Ruud Vat in conversation with

For forty years, Ruud Vat managed his company, which he expanded from a ‘simple car groupage specialist’ from Rotterdam to an international logistics service provider. Letting go of daily management of the family business is hard on the ‘baby boomer’, he tells in the series Five Generations in Logistics, in which logistics professionals tell their stories in magazine. But Vat remains fully involved on the sidelines. “I can still enjoy how various generations work together,” he says.

In January 1974, Ruud Vat waved goodbye after eighteen months of military service, and at that point he did not know exactly what he wanted. “I then just joined my father’s transport company,” he says. That company went bankrupt – when he had been working there for a year – and at that point Ruud Vat decided to start for himself as a road haulier.

How did you get started?

“In the beginning, I switched very quickly towards groupage transport. For that, I initially used a colleague with his own warehouse in the old Rotterdam inner harbour. That move led to me really wanting to go into the warehousing side. At some point, an opportunity presented itself there, resulting in me having seven small warehouses in no time. We ended up being able to keep expanding the business after we opened our branch in Distripark Eemhaven.”

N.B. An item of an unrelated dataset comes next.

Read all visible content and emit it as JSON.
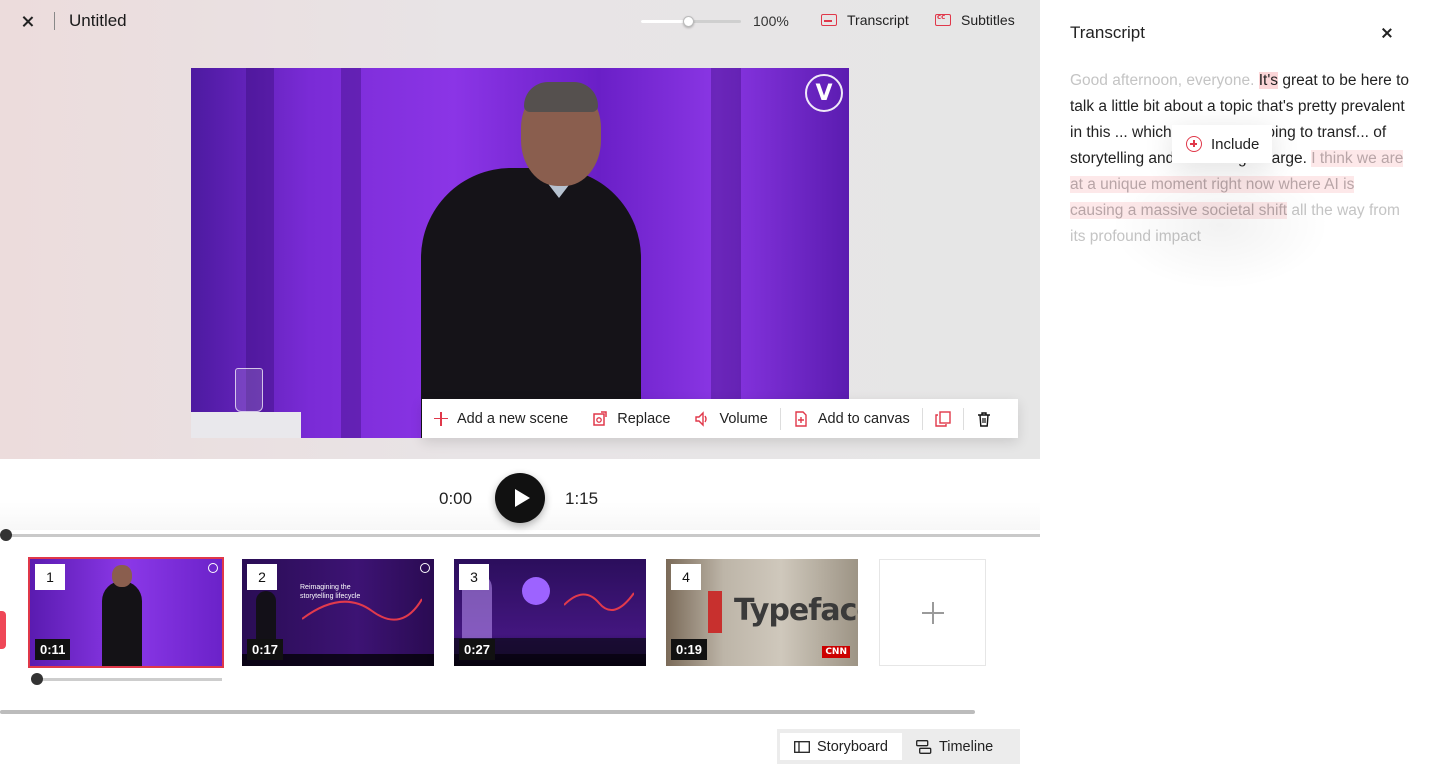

Were you destined for logistics?

“I actually rolled into this profession. In our family, it is – what I call – a ‘defect in the genes’. My grandfather had a transport company, but due to early death, no succession was yet possible within the family. Three of his sons decided after World War II to each start again with a similar company. As the third generation, I was then forced to do the same for the reason mentioned above, as I could not take over my father’s business. So I too started again in the road transport business. My son Cuno, who succeeded me in 2015, eventually did.”

What has it brought you?

“A lot. Looking back now, it’s especially nice to see how this company has developed from a ‘simple’ road haulier to a logistics service provider that not only operates in warehousing, but also in air and sea freight with foreign branches. The dynamics and foreign contacts have brought me a lot in those forty years. Very important to me in that period was working with people.”

As a ‘boomer’, how do you interact with other generations?

“I have found working with different generations very enjoyable. It is wonderful to work with both young and experienced people. When you talk about the profession, it’s nice to see, how that has evolved in people’s education over the years. In my younger years, mulo or meao were fine, but that has evolved into hbo and wo. As a logistics service provider, Neele-Vat needs people – also considering its size – with the most diverse education: from vmbo level to scientific background. It is great fun to work with young people. Especially with graduates of universities of applied sciences and higher education when it comes to their development. In their own way, they have learned to think abstractly and come up with ideas that make me think: we can do it that way too. I found and still find it especially important that you have to constantly engage with your people – whatever generation it may be – and above all challenge them.”

Does the current generation have it better together?

“I doubt that. In our time, maybe the psychological pressure was less. Nowadays, the world has become so small that the pressure to react quickly is very strong. In my time, we still had the telex or the telephone. Those were the only forms of communication, and then a response could take a few hours or a day. Today’s generation has much more handles with IT. In that sense, I think they have much more time and space for development and challenges. In doing business in the past, I did a lot from the gut, and sometimes things went wrong. We can’t do that now, especially when you consider the size of our company.”